Required work >> Please filter the entries and return only the lines that include "arrow".
# # # # # # #
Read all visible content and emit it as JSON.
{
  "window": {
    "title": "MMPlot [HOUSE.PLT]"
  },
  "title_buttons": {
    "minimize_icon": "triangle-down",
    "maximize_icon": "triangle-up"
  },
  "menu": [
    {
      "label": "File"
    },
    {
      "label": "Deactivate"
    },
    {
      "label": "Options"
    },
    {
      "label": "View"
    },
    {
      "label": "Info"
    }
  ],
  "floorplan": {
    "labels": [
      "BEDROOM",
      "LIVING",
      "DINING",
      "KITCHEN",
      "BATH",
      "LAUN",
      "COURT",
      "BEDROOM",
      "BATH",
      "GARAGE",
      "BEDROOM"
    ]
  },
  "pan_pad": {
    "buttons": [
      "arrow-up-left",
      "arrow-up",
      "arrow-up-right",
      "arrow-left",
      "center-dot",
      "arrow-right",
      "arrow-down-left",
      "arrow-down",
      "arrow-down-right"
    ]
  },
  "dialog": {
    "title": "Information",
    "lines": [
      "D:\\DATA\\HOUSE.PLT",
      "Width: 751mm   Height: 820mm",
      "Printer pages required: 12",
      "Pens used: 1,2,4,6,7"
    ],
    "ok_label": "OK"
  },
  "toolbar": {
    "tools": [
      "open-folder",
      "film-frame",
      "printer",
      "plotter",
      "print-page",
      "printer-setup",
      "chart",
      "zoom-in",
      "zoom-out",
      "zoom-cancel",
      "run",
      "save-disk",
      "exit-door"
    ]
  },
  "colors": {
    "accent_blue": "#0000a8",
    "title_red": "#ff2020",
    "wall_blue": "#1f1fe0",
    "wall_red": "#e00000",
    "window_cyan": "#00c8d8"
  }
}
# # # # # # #
Result of the task >>
      "arrow-up-left",
      "arrow-up",
      "arrow-up-right",
      "arrow-left",
      "arrow-right",
      "arrow-down-left",
      "arrow-down",
      "arrow-down-right"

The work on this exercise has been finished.